Crossing the finish line of a race in second place was a defining moment for Susan. That’s because this wasn’t any old race – this was the 1500m at the 1989 Far East and South Pacific Games for the Disabled in Japan.
Susan was one of 141 Australian athletes selected for the games, joining 1,646 others from 41 countries. Despite earning a place on Australia’s Vision Impaired team, she had to fund the trip herself – but she was never one to be deterred and set about drumming up support. She wrote letters to companies like Coca-Cola and well-known businesses across Adelaide. In the end, Susan secured significant funding from Messenger Press because she delivered papers in her area, and also from her local council, Woodville Council.
Susan also wrote a letter to John Bannon (who would go on to become South Australia’s Premier) as they ran together in the Adelaide Road Runners Club back in 1987-1989. The letter secured sponsorship from him, too. This strategy proved successful and, before long, she was able to fund the trip.
Susan was determined to get herself to Japan because running was an incredibly important part of her life: it was more than a hobby. It restored her self-worth, which suffered when a slew of schools across Adelaide rejected her enrolment based on her disability, and it boosted her confidence after her vision impairment made it hard to participate in other sports.
“There was an obvious challenge with netball and basketball – I couldn’t see who to pass to,” Susan jokes.
But running was different. When a member of Adelaide Harriers invited Susan to try out, it was love at first stride!
In the coming years, her dedication and natural aptitude for the sport took her to competitions all over Australia and internationally. This success inspired her to compete in half and long-distance marathons, swimming, and race-walking. She also tried her hand at ten pin bowling, which proved especially successful: she won two gold medals, two silver medals, and one bronze medal at the International Blind Sports Federation in 2007. In fact, she was the only Aussie to win gold at these games!
This active lifestyle hasn’t come without a cost, though. Susan’s had six operations on her knee to date, and she admits this has slowed her down. These days, Susan loves tending to her large garden, spending time with her son, Daniel, and walking her adopted greyhound. She also enjoys diamond art, an intricate craft she can enjoy with the help of a light pad and magnifier. While her current lifestyle is fulfilling, Susan misses sports, and she’s considering returning to ten pin bowling.
“I want to do what I want to do,” Susan says. “If I set my mind to something, I can’t be stopped.”

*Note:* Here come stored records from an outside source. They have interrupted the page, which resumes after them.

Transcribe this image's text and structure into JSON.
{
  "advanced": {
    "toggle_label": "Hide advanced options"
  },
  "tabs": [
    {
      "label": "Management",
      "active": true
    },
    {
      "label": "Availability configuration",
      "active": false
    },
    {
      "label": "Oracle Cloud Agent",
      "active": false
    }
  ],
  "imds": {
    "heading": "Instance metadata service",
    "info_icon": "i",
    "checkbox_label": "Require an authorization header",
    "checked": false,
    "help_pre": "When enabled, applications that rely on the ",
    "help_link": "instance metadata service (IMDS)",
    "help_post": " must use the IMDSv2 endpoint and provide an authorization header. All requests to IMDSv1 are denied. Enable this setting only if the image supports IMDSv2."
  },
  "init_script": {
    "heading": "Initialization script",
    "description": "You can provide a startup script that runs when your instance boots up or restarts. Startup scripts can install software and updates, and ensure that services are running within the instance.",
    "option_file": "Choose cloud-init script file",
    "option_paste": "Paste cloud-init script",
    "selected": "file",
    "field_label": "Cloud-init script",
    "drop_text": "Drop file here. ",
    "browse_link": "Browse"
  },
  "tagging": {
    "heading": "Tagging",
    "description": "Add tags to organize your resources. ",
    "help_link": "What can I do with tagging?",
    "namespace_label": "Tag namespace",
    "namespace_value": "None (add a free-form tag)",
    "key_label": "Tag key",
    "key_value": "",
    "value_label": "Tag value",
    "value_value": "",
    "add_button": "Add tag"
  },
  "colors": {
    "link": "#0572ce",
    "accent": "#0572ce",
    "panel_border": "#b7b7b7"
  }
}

One of Susan’s other passions is volunteering. Over the years, she has volunteered with St John’s First Aid for 15 years, instructed young people at Surf Life Saving SA, and was an athletics coach and swimming coach for vision impaired children, training at the Royal Society for the Blind Oval at Gilles Plains. In particular, helping aspiring athletes to overcome barriers and realise their potential is a cause she really loves – for obvious reasons.
Susan became an Enhanced Lifestyles customer in a rather unlikely way. On her way to the Disability Ageing and Lifestyles Expo in October 2022, she got off the bus and had to walk a fair way to get to the event. Walking for such a long distance inevitably aggravated her knee and it began aching. As soon as she walked in the door, our team spotted her discomfort and offered her a seat at our stand. They began to talk, got along well, and now Susan receives community support from our Lifestyle Attendants!
Having been an Enhanced Lifestyles customer for a while now, Susan has become a regular at our customer events. She loves the social aspect of the events and attending with her Lifestyle Attendants means she can relax and be present.
“I’ve made some very good friends at the Lifestyle Lunches,” Susan says.
So, what’s next for Susan? Well, she’s now set her sights on a new endeavour: becoming a School Services Officer (SSO). She’s completed the necessary qualifications and has worked at schools in her local area, though she’s hopeful that she’ll soon be offered more hours to get this new chapter underway.